-- What is being asked --
Print each record below exactly as it appears.

* * *

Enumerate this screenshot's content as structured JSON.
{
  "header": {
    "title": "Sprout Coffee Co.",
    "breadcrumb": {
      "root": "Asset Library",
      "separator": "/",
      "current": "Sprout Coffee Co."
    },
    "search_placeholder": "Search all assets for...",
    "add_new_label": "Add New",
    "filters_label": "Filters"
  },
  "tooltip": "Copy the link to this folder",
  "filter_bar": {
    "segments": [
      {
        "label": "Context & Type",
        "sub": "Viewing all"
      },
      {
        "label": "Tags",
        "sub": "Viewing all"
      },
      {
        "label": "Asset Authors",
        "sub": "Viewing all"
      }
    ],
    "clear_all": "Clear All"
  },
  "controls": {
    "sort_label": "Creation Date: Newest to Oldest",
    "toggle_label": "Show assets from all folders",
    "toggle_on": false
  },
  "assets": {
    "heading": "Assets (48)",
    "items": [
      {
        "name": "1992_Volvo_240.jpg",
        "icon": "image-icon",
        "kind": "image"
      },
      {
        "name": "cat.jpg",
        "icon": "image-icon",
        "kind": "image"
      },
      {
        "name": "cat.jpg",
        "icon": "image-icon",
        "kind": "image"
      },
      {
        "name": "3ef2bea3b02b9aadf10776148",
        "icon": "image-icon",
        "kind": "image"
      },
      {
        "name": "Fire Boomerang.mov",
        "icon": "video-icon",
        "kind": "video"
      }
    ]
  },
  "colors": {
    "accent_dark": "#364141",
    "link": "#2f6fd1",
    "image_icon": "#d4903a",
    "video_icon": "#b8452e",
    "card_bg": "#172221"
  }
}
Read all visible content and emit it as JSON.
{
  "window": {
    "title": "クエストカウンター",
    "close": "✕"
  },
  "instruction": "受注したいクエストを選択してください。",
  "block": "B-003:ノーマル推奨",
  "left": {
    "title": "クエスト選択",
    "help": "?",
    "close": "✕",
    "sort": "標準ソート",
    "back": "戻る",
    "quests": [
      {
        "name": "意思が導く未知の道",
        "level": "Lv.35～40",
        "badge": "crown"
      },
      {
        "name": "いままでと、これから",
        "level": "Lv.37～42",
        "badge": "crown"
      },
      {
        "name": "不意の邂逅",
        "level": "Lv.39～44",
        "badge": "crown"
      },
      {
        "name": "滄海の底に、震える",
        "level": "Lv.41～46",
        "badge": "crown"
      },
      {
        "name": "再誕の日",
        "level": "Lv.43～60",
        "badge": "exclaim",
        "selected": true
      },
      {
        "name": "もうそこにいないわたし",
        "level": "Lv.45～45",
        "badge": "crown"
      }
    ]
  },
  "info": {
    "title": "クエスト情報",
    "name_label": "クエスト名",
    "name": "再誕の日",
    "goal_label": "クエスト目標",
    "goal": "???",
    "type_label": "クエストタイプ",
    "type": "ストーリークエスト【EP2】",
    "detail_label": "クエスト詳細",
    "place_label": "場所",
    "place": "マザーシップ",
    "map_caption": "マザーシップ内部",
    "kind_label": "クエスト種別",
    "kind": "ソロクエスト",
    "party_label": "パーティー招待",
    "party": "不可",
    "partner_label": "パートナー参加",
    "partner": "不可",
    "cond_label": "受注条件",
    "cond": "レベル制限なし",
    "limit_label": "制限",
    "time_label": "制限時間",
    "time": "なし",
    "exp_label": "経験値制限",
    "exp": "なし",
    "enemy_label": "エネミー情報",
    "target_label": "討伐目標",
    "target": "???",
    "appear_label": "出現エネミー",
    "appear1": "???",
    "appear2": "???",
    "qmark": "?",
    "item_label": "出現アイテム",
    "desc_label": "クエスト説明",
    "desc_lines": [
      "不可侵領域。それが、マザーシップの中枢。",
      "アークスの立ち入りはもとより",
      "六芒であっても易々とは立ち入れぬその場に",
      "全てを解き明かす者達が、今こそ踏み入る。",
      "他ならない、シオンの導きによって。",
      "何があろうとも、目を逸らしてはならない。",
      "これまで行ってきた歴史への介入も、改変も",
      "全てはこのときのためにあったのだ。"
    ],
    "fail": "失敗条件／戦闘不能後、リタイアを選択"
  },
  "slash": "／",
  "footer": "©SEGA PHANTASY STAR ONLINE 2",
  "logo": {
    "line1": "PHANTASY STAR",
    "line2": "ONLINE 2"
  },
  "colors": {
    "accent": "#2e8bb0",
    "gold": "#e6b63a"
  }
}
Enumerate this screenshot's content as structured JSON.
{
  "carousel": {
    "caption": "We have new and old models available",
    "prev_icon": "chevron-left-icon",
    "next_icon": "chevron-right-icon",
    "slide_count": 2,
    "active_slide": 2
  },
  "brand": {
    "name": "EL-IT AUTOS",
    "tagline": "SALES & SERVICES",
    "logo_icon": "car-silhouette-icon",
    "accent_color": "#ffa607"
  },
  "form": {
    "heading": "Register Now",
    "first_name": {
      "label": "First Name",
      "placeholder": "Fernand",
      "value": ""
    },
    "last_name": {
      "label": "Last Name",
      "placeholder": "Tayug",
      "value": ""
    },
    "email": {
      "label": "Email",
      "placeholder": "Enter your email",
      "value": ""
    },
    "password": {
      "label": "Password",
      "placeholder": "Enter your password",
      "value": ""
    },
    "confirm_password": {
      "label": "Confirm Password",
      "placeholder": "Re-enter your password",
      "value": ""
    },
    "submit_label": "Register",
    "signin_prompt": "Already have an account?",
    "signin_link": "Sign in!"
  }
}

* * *

-- Answer box --
Enumerate this screenshot's content as structured JSON.
{
  "header": {
    "title": "Sprout Coffee Co.",
    "breadcrumb": {
      "root": "Asset Library",
      "separator": "/",
      "current": "Sprout Coffee Co."
    },
    "search_placeholder": "Search all assets for...",
    "add_new_label": "Add New",
    "filters_label": "Filters"
  },
  "tooltip": "Copy the link to this folder",
  "filter_bar": {
    "segments": [
      {
        "label": "Context & Type",
        "sub": "Viewing all"
      },
      {
        "label": "Tags",
        "sub": "Viewing all"
      },
      {
        "label": "Asset Authors",
        "sub": "Viewing all"
      }
    ],
    "clear_all": "Clear All"
  },
  "controls": {
    "sort_label": "Creation Date: Newest to Oldest",
    "toggle_label": "Show assets from all folders",
    "toggle_on": false
  },
  "assets": {
    "heading": "Assets (48)",
    "items": [
      {
        "name": "1992_Volvo_240.jpg",
        "icon": "image-icon",
        "kind": "image"
      },
      {
        "name": "cat.jpg",
        "icon": "image-icon",
        "kind": "image"
      },
      {
        "name": "cat.jpg",
        "icon": "image-icon",
        "kind": "image"
      },
      {
        "name": "3ef2bea3b02b9aadf10776148",
        "icon": "image-icon",
        "kind": "image"
      },
      {
        "name": "Fire Boomerang.mov",
        "icon": "video-icon",
        "kind": "video"
      }
    ]
  },
  "colors": {
    "accent_dark": "#364141",
    "link": "#2f6fd1",
    "image_icon": "#d4903a",
    "video_icon": "#b8452e",
    "card_bg": "#172221"
  }
}
Read all visible content and emit it as JSON.
{
  "window": {
    "title": "クエストカウンター",
    "close": "✕"
  },
  "instruction": "受注したいクエストを選択してください。",
  "block": "B-003:ノーマル推奨",
  "left": {
    "title": "クエスト選択",
    "help": "?",
    "close": "✕",
    "sort": "標準ソート",
    "back": "戻る",
    "quests": [
      {
        "name": "意思が導く未知の道",
        "level": "Lv.35～40",
        "badge": "crown"
      },
      {
        "name": "いままでと、これから",
        "level": "Lv.37～42",
        "badge": "crown"
      },
      {
        "name": "不意の邂逅",
        "level": "Lv.39～44",
        "badge": "crown"
      },
      {
        "name": "滄海の底に、震える",
        "level": "Lv.41～46",
        "badge": "crown"
      },
      {
        "name": "再誕の日",
        "level": "Lv.43～60",
        "badge": "exclaim",
        "selected": true
      },
      {
        "name": "もうそこにいないわたし",
        "level": "Lv.45～45",
        "badge": "crown"
      }
    ]
  },
  "info": {
    "title": "クエスト情報",
    "name_label": "クエスト名",
    "name": "再誕の日",
    "goal_label": "クエスト目標",
    "goal": "???",
    "type_label": "クエストタイプ",
    "type": "ストーリークエスト【EP2】",
    "detail_label": "クエスト詳細",
    "place_label": "場所",
    "place": "マザーシップ",
    "map_caption": "マザーシップ内部",
    "kind_label": "クエスト種別",
    "kind": "ソロクエスト",
    "party_label": "パーティー招待",
    "party": "不可",
    "partner_label": "パートナー参加",
    "partner": "不可",
    "cond_label": "受注条件",
    "cond": "レベル制限なし",
    "limit_label": "制限",
    "time_label": "制限時間",
    "time": "なし",
    "exp_label": "経験値制限",
    "exp": "なし",
    "enemy_label": "エネミー情報",
    "target_label": "討伐目標",
    "target": "???",
    "appear_label": "出現エネミー",
    "appear1": "???",
    "appear2": "???",
    "qmark": "?",
    "item_label": "出現アイテム",
    "desc_label": "クエスト説明",
    "desc_lines": [
      "不可侵領域。それが、マザーシップの中枢。",
      "アークスの立ち入りはもとより",
      "六芒であっても易々とは立ち入れぬその場に",
      "全てを解き明かす者達が、今こそ踏み入る。",
      "他ならない、シオンの導きによって。",
      "何があろうとも、目を逸らしてはならない。",
      "これまで行ってきた歴史への介入も、改変も",
      "全てはこのときのためにあったのだ。"
    ],
    "fail": "失敗条件／戦闘不能後、リタイアを選択"
  },
  "slash": "／",
  "footer": "©SEGA PHANTASY STAR ONLINE 2",
  "logo": {
    "line1": "PHANTASY STAR",
    "line2": "ONLINE 2"
  },
  "colors": {
    "accent": "#2e8bb0",
    "gold": "#e6b63a"
  }
}
Enumerate this screenshot's content as structured JSON.
{
  "carousel": {
    "caption": "We have new and old models available",
    "prev_icon": "chevron-left-icon",
    "next_icon": "chevron-right-icon",
    "slide_count": 2,
    "active_slide": 2
  },
  "brand": {
    "name": "EL-IT AUTOS",
    "tagline": "SALES & SERVICES",
    "logo_icon": "car-silhouette-icon",
    "accent_color": "#ffa607"
  },
  "form": {
    "heading": "Register Now",
    "first_name": {
      "label": "First Name",
      "placeholder": "Fernand",
      "value": ""
    },
    "last_name": {
      "label": "Last Name",
      "placeholder": "Tayug",
      "value": ""
    },
    "email": {
      "label": "Email",
      "placeholder": "Enter your email",
      "value": ""
    },
    "password": {
      "label": "Password",
      "placeholder": "Enter your password",
      "value": ""
    },
    "confirm_password": {
      "label": "Confirm Password",
      "placeholder": "Re-enter your password",
      "value": ""
    },
    "submit_label": "Register",
    "signin_prompt": "Already have an account?",
    "signin_link": "Sign in!"
  }
}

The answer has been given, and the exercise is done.